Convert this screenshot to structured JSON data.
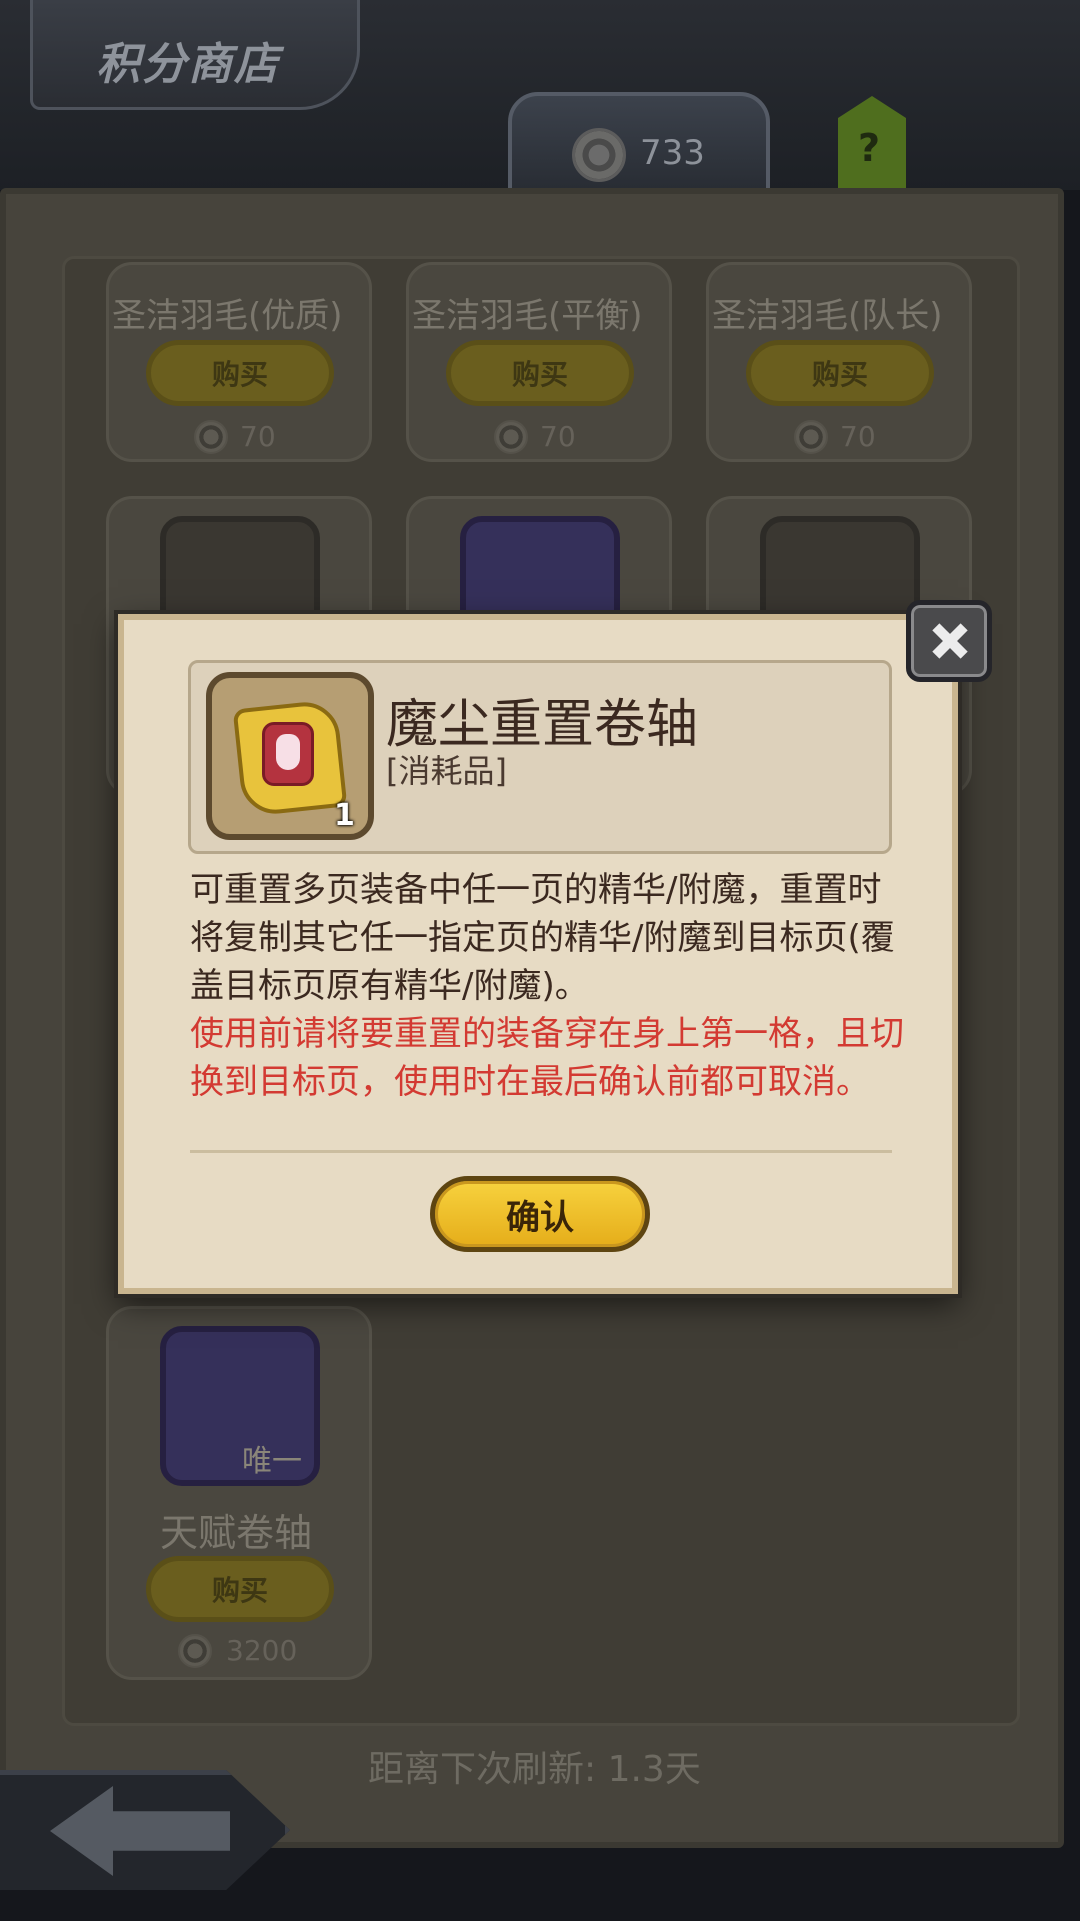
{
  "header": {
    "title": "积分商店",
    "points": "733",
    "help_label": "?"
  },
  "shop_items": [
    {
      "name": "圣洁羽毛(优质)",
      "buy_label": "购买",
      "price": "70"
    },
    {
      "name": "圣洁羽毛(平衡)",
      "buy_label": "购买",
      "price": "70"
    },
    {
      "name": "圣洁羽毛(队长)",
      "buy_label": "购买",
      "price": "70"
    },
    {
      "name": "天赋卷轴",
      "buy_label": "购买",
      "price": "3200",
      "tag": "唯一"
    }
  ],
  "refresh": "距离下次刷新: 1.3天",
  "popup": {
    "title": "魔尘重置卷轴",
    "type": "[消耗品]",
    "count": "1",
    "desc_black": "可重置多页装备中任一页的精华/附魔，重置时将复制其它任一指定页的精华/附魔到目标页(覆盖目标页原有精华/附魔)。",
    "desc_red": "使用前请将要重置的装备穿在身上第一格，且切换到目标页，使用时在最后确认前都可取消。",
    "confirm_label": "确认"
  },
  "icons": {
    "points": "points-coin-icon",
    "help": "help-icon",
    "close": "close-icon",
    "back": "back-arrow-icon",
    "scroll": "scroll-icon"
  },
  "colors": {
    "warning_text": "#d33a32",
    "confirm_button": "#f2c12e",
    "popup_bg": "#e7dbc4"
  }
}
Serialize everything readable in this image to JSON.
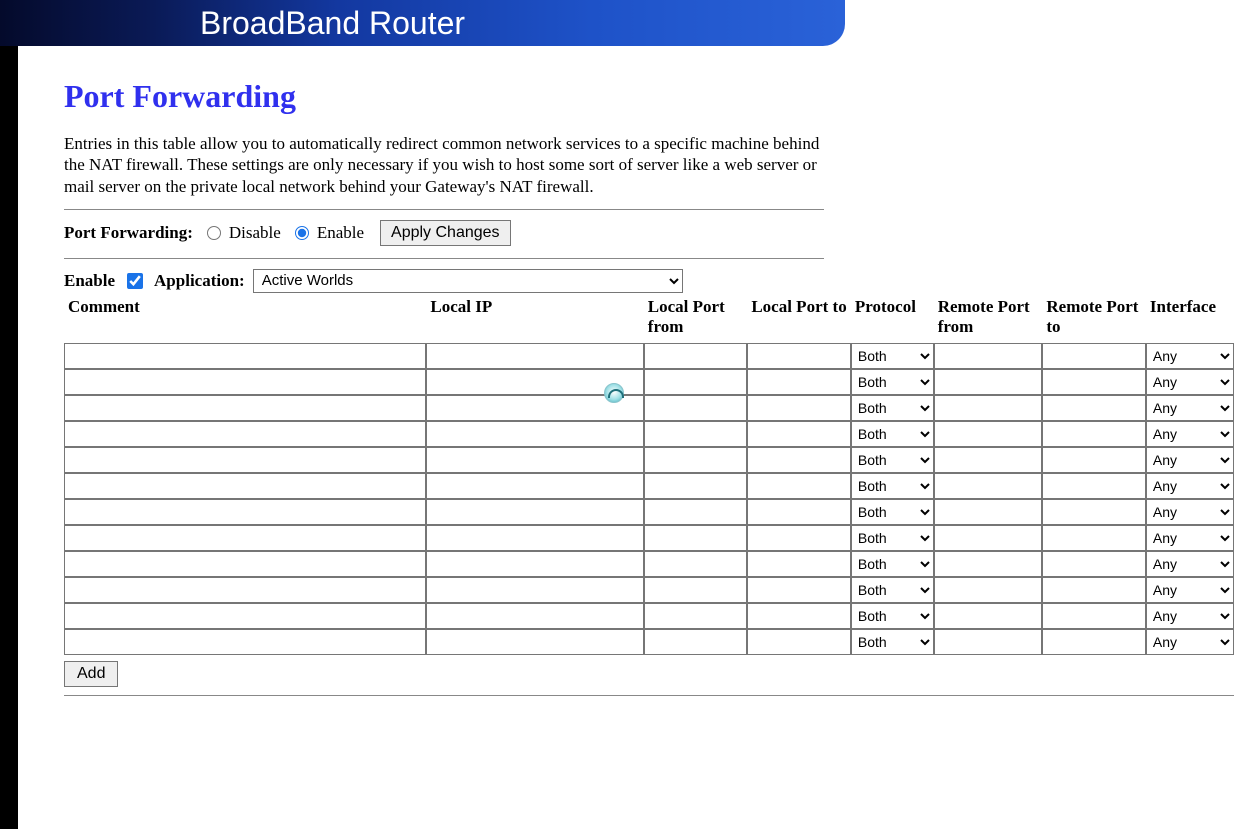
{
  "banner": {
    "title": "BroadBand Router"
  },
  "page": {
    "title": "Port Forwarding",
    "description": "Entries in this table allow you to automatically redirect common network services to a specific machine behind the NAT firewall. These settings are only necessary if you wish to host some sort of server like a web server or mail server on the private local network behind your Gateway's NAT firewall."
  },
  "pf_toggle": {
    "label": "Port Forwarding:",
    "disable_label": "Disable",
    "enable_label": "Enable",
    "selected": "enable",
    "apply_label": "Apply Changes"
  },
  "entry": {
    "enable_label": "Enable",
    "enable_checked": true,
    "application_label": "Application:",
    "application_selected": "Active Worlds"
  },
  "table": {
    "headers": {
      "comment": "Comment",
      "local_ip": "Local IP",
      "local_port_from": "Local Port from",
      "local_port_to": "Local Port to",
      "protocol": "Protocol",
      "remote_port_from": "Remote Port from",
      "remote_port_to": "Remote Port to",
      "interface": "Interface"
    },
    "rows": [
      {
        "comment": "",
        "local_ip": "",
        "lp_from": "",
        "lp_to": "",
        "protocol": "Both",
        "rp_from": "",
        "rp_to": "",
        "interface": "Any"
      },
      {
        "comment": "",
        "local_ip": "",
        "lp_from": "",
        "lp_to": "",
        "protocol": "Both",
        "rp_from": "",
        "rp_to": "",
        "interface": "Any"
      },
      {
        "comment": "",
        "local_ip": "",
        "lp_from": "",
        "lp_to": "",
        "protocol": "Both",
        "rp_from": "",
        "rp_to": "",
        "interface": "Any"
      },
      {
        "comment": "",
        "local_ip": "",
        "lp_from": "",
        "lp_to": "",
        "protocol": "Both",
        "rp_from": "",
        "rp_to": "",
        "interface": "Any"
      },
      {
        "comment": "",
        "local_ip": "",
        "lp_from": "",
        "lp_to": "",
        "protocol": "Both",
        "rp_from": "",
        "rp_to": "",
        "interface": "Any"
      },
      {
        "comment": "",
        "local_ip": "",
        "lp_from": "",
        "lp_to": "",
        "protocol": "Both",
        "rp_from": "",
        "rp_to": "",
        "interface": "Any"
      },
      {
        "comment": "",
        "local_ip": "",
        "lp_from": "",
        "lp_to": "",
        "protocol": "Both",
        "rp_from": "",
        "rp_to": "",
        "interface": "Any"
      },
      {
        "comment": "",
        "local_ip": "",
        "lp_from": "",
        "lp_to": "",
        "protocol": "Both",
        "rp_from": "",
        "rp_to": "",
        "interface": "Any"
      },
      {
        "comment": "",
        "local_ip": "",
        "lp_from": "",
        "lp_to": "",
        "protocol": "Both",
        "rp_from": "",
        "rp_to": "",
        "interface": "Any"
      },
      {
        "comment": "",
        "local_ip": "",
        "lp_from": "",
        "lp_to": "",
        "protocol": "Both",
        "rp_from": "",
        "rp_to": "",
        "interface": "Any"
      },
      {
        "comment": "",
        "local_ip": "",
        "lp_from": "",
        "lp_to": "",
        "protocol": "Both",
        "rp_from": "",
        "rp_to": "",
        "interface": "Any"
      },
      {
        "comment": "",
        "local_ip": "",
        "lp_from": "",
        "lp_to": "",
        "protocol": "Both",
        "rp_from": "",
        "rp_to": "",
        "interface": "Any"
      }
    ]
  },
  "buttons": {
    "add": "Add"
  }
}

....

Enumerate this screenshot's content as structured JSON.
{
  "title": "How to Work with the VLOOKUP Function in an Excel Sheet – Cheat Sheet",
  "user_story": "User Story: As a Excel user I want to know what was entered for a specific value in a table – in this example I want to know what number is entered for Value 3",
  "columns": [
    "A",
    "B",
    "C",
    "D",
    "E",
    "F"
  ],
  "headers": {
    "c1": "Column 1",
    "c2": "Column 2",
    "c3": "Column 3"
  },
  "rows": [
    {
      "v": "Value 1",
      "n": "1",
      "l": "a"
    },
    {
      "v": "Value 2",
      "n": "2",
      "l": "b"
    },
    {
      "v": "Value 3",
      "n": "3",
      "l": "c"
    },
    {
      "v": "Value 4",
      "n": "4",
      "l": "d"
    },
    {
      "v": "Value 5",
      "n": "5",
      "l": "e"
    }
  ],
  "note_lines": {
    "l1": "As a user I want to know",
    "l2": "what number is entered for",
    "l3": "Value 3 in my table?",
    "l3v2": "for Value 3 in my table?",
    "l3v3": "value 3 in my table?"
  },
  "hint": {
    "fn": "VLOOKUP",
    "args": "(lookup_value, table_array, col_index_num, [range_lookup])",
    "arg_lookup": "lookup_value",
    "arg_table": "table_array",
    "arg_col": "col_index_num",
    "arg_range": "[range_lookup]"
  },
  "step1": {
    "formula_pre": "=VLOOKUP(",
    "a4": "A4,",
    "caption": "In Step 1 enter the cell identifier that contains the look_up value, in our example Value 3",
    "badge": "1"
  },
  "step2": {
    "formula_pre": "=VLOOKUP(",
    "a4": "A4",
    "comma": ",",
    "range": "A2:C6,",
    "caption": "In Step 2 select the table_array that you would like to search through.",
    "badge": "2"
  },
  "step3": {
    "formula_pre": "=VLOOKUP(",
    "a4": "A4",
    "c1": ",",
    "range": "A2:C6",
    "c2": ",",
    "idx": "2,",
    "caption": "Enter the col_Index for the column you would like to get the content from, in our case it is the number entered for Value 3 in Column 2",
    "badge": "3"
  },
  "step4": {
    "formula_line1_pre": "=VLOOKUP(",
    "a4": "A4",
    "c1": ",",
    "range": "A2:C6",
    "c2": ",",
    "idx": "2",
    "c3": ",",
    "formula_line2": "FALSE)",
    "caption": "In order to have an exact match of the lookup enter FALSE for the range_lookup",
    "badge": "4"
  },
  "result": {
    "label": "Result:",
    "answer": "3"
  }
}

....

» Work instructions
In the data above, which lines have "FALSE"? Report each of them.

» Solved problem
    "formula_line2": "FALSE)",
    "caption": "In order to have an exact match of the lookup enter FALSE for the range_lookup",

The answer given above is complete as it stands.